“You’re going to love it.” His wife, a woman in a billowing caftan with silver-streaked hair, gives me a sympathetic smile. Everyone here seems to already know about my accident, which is both embarrassing and a relief because I won’t have to explain why I unexpectedly cough up blood sometimes. Leaving the seaplane—and that gorgeous turquoise water I’m not allowed to dive in—we head for the beach. A stone jetty stretches out even farther than the dock, with a white lighthouse at its end.
The scent of flowers is so strong I can taste it, sweet and cloying and tinged with something almost rotten. It thickens as we approach the forest, and I swallow hard, then take a shallow breath.
“Isn’t this spectacular?” says my mom as we join them on the beach. I plaster a smile onto my mouth and nod.
“Just wait until you see the rest,” says David, though he’s never been here before either.
Melinda leads us onto a packed-dirt path that cuts through the woods, and as we pass under the leafy canopy, it takes a few seconds for our eyes to adjust to the dimness. My mother grabs my wrist.
“Oh, Addie, look!”
White flowers bloom absolutely everywhere: hibiscus and lilies and amaryllis and so many more that I don’t know the names of. Crowding the bushes, peeking out of the shrubs underfoot, climbing the trees in slender vines. Not a single blossom or bud that isn’t white. I take a slow, soupy breath, willing myself not to wheeze. I am not going to ruin this trip. Not after I almost made her miss her wedding.
“So pretty,” I say.
Melinda swats a bug from her face. “It gets humid down here, but don’t worry. There’s always a breeze up at the house.”
Sunlight sifts through the giant ferns overhead as I stop to catch my breath. A thousand birds are shrieking, though I can’t see any of them.
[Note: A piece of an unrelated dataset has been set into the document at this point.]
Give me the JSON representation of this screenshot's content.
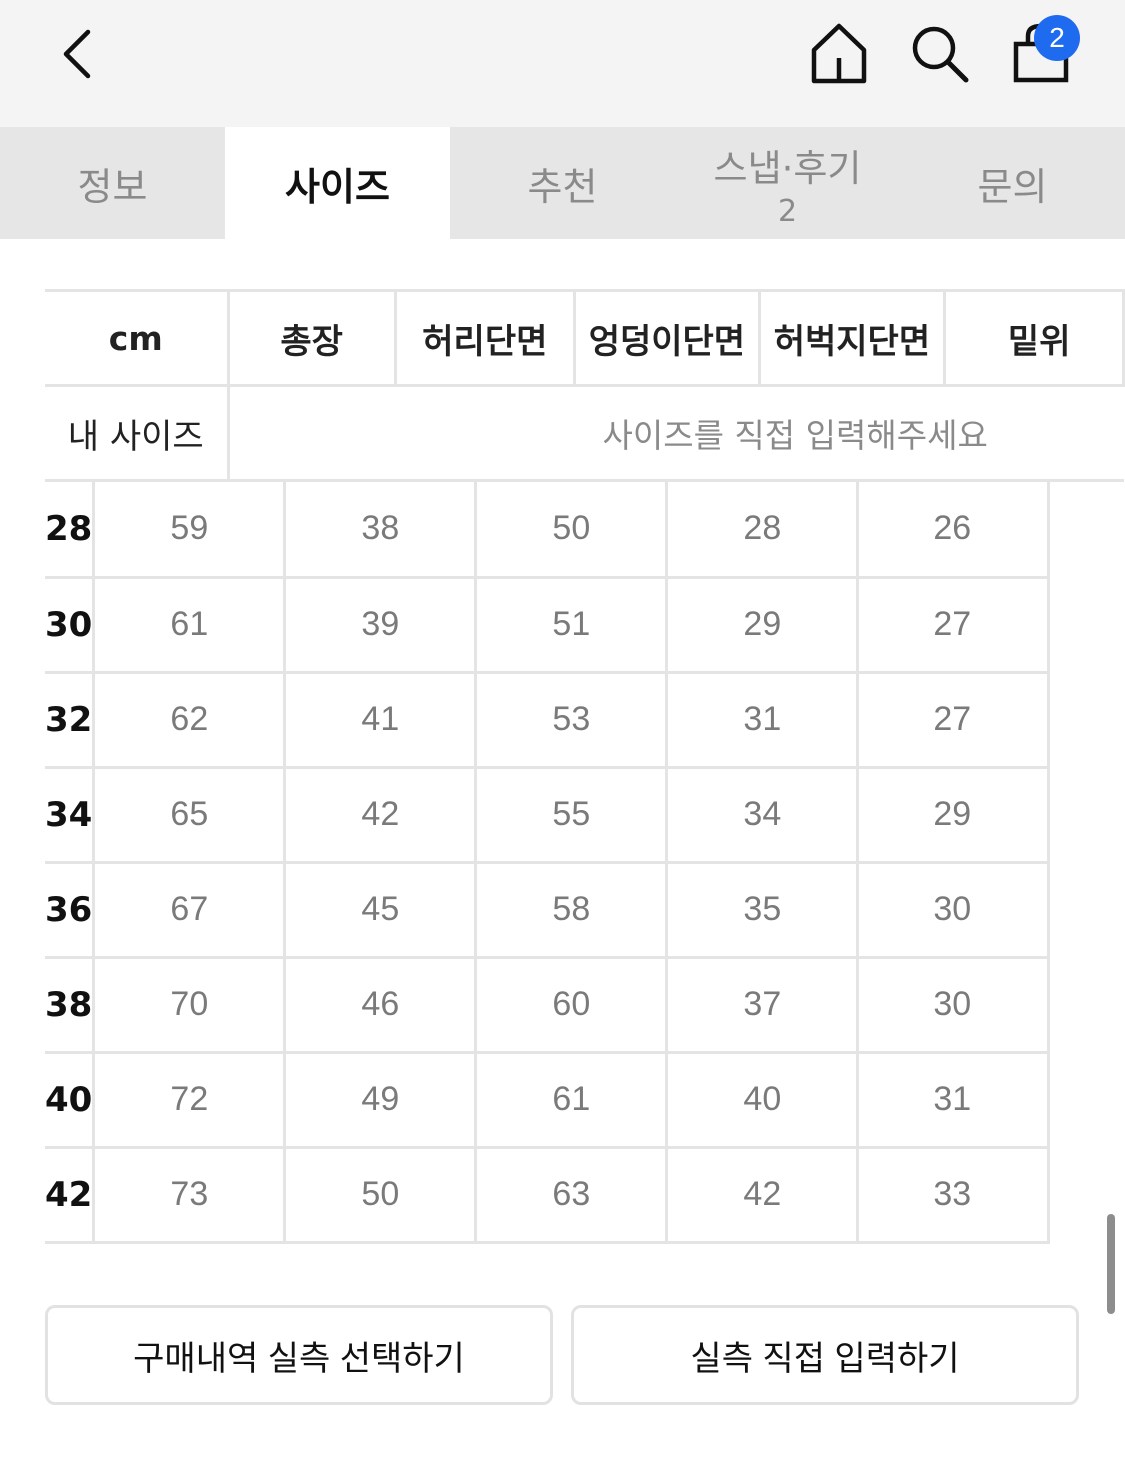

I wonder if they’re all white like the flowers. As beautiful as this is, I can’t wait to find the house and the breeze so I can get this floral stench out of my lungs.
Ahead, Melinda, David, and my mom are climbing a set of stone steps, but I don’t think I can make it up just yet. My face is hot and cold at the same time, and black specks flit in my vision. Bending low, I brace my hands on my knees. If I can train myself not to breathe for seven minutes, I can train myself not to cough. And I can train myself to heal. It’s just a question of control. Mind over matter. Slowly, the need to clear my lungs eases, and I lean back against the trunk of a huge old tree.
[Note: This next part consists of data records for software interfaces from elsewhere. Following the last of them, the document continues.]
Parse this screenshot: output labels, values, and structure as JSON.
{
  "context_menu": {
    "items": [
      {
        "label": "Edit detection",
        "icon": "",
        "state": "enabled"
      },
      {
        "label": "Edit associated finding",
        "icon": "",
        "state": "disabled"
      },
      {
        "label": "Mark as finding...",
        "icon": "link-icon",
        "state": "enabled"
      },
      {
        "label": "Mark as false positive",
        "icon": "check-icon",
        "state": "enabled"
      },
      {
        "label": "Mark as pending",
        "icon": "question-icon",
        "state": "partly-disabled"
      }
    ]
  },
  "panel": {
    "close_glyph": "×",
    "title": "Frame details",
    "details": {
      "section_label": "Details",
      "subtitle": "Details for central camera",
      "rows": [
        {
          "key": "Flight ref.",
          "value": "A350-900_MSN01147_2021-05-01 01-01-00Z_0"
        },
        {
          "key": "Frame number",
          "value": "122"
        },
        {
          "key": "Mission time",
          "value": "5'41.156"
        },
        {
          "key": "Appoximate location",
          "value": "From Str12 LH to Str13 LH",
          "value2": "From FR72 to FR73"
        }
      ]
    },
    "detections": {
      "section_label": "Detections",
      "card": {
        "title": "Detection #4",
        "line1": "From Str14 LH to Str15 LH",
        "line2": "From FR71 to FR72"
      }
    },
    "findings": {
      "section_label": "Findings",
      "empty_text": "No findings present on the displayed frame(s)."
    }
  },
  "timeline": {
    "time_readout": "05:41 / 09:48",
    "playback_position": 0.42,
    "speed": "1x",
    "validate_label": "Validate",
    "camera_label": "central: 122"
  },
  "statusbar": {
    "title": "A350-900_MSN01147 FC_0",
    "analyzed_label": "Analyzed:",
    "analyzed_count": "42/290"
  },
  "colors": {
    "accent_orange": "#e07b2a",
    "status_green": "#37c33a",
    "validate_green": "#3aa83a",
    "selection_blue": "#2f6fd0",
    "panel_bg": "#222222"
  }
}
Shutting my eyes, I breathe, gently breathe, and let it all settle. I try to find my center, my inner silence, but lately whenever things get quiet, my brain circles back to the accident. The same nagging thoughts circle like flies, constant reminders that everything is different now. That I’m different now, even though I still have no understanding of what happened to me when I died.
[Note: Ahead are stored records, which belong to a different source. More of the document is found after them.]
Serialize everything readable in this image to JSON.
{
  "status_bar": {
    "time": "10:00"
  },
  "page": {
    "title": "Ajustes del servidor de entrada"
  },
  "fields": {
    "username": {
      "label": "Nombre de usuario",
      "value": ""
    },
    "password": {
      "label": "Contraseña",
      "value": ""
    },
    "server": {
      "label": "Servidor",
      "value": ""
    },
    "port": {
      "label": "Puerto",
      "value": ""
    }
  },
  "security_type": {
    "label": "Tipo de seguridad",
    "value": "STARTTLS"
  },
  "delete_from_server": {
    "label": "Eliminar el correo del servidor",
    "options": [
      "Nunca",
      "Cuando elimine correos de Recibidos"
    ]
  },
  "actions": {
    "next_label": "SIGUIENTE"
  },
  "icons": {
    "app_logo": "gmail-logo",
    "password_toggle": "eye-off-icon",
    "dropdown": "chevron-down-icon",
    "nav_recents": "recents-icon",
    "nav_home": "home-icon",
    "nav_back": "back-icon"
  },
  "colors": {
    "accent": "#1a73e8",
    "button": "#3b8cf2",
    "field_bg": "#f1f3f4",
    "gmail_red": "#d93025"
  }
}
Something pulls me out of my thoughts, bringing me back to the flower-filled woods. It’s too silent, I realize. The birds have stopped screeching. The insects are no longer buzzing. Then something rustles behind me, and a child’s laugh plinks like a music box.
“Hello?” I call.
The back of my neck tingles like someone’s watching me, but if they are, they could be anywhere in this chaotic jumble of plants and trees. They could be hiding an arm’s length away and I’d never know.
“Hello?” I repeat. “Is somebody there?”
Again, that laugh, high-pitched and the slightest bit broken, and it sounds nothing like a bird. That sound is human.
Leaves rustle suddenly, and I jolt as a black cat slinks out of a white-flowered bush. It swishes against my shin, and as it dashes away up the steps, I have to bend over again to catch my breath and let my rocketing heartbeat calm.
“Kylo, you naughty thing! How did you get out again?” Melinda’s voice floats down through the eerily still trees. Slowly, my panic fades, but the crawling sensation on my skin does not. That laughter definitely wasn’t a cat. I’m sure it was a child.
“Is someone there?” I call.
The forest is silent.